- Opening Delimiter -

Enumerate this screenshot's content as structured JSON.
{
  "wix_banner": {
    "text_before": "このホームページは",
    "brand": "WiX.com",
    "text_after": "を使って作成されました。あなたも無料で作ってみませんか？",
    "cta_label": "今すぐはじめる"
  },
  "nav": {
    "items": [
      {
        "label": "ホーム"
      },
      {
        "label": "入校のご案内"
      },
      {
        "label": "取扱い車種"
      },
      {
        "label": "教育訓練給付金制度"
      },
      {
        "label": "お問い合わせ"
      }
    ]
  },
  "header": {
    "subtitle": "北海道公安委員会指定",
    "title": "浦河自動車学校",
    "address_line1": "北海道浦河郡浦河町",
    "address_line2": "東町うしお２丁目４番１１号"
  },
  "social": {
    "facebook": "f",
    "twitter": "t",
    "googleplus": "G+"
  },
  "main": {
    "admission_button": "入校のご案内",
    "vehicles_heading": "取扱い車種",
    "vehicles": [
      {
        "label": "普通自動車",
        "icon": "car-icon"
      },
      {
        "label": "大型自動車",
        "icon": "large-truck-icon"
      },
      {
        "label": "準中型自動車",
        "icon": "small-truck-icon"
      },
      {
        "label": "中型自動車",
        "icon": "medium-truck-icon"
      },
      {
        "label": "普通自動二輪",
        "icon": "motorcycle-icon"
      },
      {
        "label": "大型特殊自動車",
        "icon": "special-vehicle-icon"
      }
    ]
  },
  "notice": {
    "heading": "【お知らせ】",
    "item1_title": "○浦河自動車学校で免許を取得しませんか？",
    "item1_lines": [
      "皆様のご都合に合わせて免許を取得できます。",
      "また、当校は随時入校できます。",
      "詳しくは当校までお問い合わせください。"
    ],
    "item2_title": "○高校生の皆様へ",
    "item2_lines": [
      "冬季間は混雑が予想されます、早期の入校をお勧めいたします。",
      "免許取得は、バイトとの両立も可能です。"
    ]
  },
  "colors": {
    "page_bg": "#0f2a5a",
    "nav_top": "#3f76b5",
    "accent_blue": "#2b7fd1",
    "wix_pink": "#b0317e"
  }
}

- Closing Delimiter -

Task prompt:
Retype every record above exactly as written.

Answer to this problem:
Enumerate this screenshot's content as structured JSON.
{
  "wix_banner": {
    "text_before": "このホームページは",
    "brand": "WiX.com",
    "text_after": "を使って作成されました。あなたも無料で作ってみませんか？",
    "cta_label": "今すぐはじめる"
  },
  "nav": {
    "items": [
      {
        "label": "ホーム"
      },
      {
        "label": "入校のご案内"
      },
      {
        "label": "取扱い車種"
      },
      {
        "label": "教育訓練給付金制度"
      },
      {
        "label": "お問い合わせ"
      }
    ]
  },
  "header": {
    "subtitle": "北海道公安委員会指定",
    "title": "浦河自動車学校",
    "address_line1": "北海道浦河郡浦河町",
    "address_line2": "東町うしお２丁目４番１１号"
  },
  "social": {
    "facebook": "f",
    "twitter": "t",
    "googleplus": "G+"
  },
  "main": {
    "admission_button": "入校のご案内",
    "vehicles_heading": "取扱い車種",
    "vehicles": [
      {
        "label": "普通自動車",
        "icon": "car-icon"
      },
      {
        "label": "大型自動車",
        "icon": "large-truck-icon"
      },
      {
        "label": "準中型自動車",
        "icon": "small-truck-icon"
      },
      {
        "label": "中型自動車",
        "icon": "medium-truck-icon"
      },
      {
        "label": "普通自動二輪",
        "icon": "motorcycle-icon"
      },
      {
        "label": "大型特殊自動車",
        "icon": "special-vehicle-icon"
      }
    ]
  },
  "notice": {
    "heading": "【お知らせ】",
    "item1_title": "○浦河自動車学校で免許を取得しませんか？",
    "item1_lines": [
      "皆様のご都合に合わせて免許を取得できます。",
      "また、当校は随時入校できます。",
      "詳しくは当校までお問い合わせください。"
    ],
    "item2_title": "○高校生の皆様へ",
    "item2_lines": [
      "冬季間は混雑が予想されます、早期の入校をお勧めいたします。",
      "免許取得は、バイトとの両立も可能です。"
    ]
  },
  "colors": {
    "page_bg": "#0f2a5a",
    "nav_top": "#3f76b5",
    "accent_blue": "#2b7fd1",
    "wix_pink": "#b0317e"
  }
}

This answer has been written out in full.